In the mating connectors described in conjunction with FIGS. 19A through 19C to 23A through 23C, a number of contacts are grouped into a plurality of contact groups inside the coupling portion in correspondence with intended uses, like the mating connector 41 illustrated in FIGS. 6A through 6C. With this structure, the contact groups can be connected either collectively or individually.

According to the various embodiments described above, the following advantages will be obtained.

By dividing one connector to a plurality of groups or blocks corresponding to a plurality of circuit blocks, board wiring is easily carried out. This contributes to reduction in cost. The relay connection is also facilitated and transmission characteristics are improved. In addition the productivity (yield) is improved and the cost is reduced. Connection to a particular circuit block alone is possible without using a special connector. This saves the connector cost, the board cost, and the mounting cost so that the total cost is considerably reduced. By adopting the relay connection to the personal computer, impedance matching is easily achieved and the transmission characteristics are improved.
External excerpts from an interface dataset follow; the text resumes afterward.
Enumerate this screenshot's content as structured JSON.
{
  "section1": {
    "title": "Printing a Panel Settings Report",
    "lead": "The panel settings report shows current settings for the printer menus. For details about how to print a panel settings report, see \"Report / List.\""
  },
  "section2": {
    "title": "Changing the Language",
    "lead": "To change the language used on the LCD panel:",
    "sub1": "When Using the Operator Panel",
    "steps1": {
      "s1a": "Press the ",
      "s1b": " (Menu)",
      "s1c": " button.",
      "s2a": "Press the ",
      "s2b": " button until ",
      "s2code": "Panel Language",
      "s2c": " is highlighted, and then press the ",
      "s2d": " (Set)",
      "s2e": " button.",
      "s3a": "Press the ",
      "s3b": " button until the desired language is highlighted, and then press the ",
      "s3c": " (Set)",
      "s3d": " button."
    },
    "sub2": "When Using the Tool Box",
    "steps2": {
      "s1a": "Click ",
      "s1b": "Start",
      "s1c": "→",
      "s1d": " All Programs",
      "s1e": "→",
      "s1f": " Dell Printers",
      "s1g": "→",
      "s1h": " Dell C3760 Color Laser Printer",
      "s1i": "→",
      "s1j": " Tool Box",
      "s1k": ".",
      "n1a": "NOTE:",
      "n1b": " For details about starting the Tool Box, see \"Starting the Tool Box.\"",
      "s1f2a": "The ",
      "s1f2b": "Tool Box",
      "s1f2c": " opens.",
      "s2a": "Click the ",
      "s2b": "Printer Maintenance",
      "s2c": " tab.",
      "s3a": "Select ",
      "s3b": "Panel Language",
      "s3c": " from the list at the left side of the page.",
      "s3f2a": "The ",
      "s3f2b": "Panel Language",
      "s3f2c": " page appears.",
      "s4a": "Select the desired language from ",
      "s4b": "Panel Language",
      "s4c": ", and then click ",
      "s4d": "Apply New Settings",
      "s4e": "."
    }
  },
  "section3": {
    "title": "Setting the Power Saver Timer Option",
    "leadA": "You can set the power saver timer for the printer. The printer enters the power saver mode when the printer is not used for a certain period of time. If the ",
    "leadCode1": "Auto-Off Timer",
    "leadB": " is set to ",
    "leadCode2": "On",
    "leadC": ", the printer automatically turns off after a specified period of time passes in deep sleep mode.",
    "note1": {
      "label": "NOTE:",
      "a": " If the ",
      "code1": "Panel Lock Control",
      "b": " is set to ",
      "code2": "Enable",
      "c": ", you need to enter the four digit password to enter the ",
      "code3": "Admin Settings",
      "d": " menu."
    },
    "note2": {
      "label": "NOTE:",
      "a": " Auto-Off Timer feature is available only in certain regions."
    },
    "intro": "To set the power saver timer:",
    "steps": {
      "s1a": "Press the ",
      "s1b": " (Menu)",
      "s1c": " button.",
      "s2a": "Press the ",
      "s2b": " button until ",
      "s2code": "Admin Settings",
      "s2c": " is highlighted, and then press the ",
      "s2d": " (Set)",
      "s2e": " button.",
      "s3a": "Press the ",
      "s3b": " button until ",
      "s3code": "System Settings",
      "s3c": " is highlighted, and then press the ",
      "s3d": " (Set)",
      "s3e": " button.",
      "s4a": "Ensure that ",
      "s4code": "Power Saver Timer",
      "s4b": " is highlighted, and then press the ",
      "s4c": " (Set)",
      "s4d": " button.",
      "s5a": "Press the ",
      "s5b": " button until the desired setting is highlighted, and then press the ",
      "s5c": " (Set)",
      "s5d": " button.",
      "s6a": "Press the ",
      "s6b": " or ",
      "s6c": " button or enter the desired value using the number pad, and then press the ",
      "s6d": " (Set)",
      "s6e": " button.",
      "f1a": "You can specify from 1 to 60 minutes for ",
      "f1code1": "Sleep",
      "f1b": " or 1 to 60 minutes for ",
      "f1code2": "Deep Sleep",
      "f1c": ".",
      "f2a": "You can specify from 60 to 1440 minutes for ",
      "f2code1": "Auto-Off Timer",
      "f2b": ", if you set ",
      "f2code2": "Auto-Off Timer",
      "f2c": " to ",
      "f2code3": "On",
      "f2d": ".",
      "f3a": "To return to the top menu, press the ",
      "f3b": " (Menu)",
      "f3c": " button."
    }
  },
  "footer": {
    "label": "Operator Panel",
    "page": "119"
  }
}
Therefore, the board cost is reduced and the yield is improved so that the total cost is significantly reduced.

Referring to FIG. 24, description will be made of an example of practical application of this invention.

A display 81 is connected to a cable connector 82 including a plurality of contact groups inside a coupling portion in correspondence to intended uses, like the connector illustrated in FIGS. 9A and 9B. On the other hand a DVC (Digital Video Camera) 83, a game apparatus 85, and a mobile telephone apparatus 87 have connectors 84, 86, and 88, respectively, each of which can be connected to each corresponding contact group of the cable connector 82. With this structure, one of the DVC 83, the game apparatus 85, and the mobile telephone apparatus 87 can be selectively connected to the cable connector 82 connected to the display 85. Thus, the display 81 is simplified in its connector arrangement.

Herein, description is directed to the case where the display is connected to the DVC, the game apparatus, or the mobile telephone apparatus. However, it will readily be understood that this invention is also applicable to connection of various other apparatuses or devices.

As described above, according to this invention, it is possible to provide the connector in which the contacts are grouped or blocked into groups respectively corresponding to circuits, the information processing apparatus equipped with the connector, and the mating connector to be connected to the connector.

Patent Citations
Cited PatentFiling datePublication dateApplicantTitle
US5244397 *Nov 20, 1992Sep 14, 1993Itt CorporationIC card and cable harness
US6364701 *Apr 14, 1997Apr 2, 2002Molex IncorporatedSystem for terminating the shield of a high speed cable
US6524119 *Jun 13, 2001Feb 25, 2003Japan Aviation Electronics Industry, LimitedConnector adapted to handling of different kinds of signals including high-speed signals
USRE35896 *Apr 19, 1996Sep 15, 1998Molex IncorporatedGrounding electrical connectors
JPH07122336A Title not available
JPH08503332A Title not available
JPH09245909A Title not available
Classifications
U.S. Classification439/108, 439/719
International ClassificationH01R107/00, G06F1/16, H01R13/518, H01R24/00, G06F1/18, H01R27/02
Cooperative ClassificationH01R27/02
European ClassificationH01R27/02
Legal Events
DateCodeEventDescription
Sep 14, 2011FPAYFee payment
Year of fee payment: 8
Oct 29, 2007REMIMaintenance fee reminder mailed
Oct 22, 2007FPAYFee payment
Year of fee payment: 4
Feb 21, 2003ASAssignment
Owner name: JAPAN AVIATION ELECTRONICS INDUSTRY, LTD., JAPAN
Free format text: ASSIGNMENT OF ASSIGNORS INTEREST;ASSIGNORS:KATO, NOBUKAZU;TAMADA, TOMOHIKO;REEL/FRAME:013815/0585
Effective date: 20000911
Owner name: JAPAN AVIATION ELECTRONICS INDUSTRY, LTD. 21-2, DO